• What the exercise asks
Report each line of the data below in which "this" appears.

• Entries provided
·····

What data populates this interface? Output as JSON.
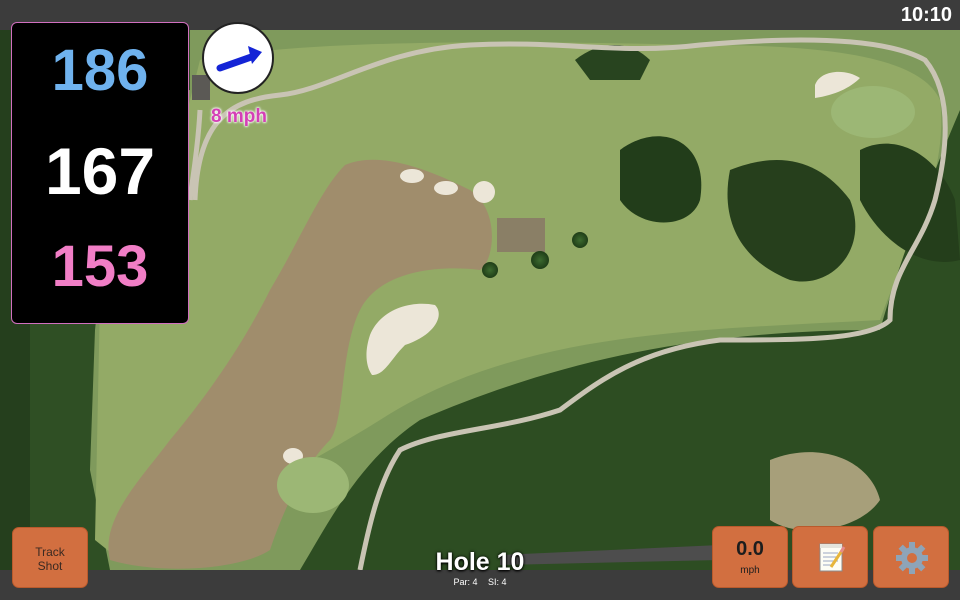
{
  "status": {
    "time": "10:10"
  },
  "distances": {
    "back": "186",
    "center": "167",
    "front": "153"
  },
  "wind": {
    "speed_label": "8 mph",
    "icon": "arrow-icon"
  },
  "hole": {
    "title": "Hole 10",
    "par_label": "Par: 4",
    "si_label": "SI: 4"
  },
  "buttons": {
    "track_line1": "Track",
    "track_line2": "Shot",
    "wind_value": "0.0",
    "wind_unit": "mph",
    "notes_icon": "notepad-icon",
    "settings_icon": "gear-icon"
  },
  "colors": {
    "button": "#d26f40",
    "back_distance": "#6fb2ee",
    "center_distance": "#ffffff",
    "front_distance": "#f17ec6",
    "wind_text": "#d43fb6"
  }
}
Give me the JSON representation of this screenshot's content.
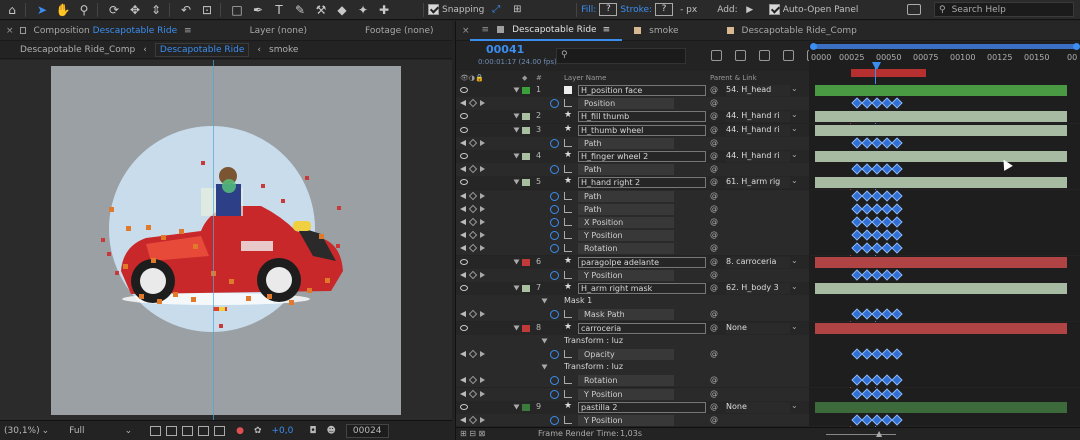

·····

• Task response
What data populates this interface? Output as JSON.
Give me the JSON representation of this screenshot's content.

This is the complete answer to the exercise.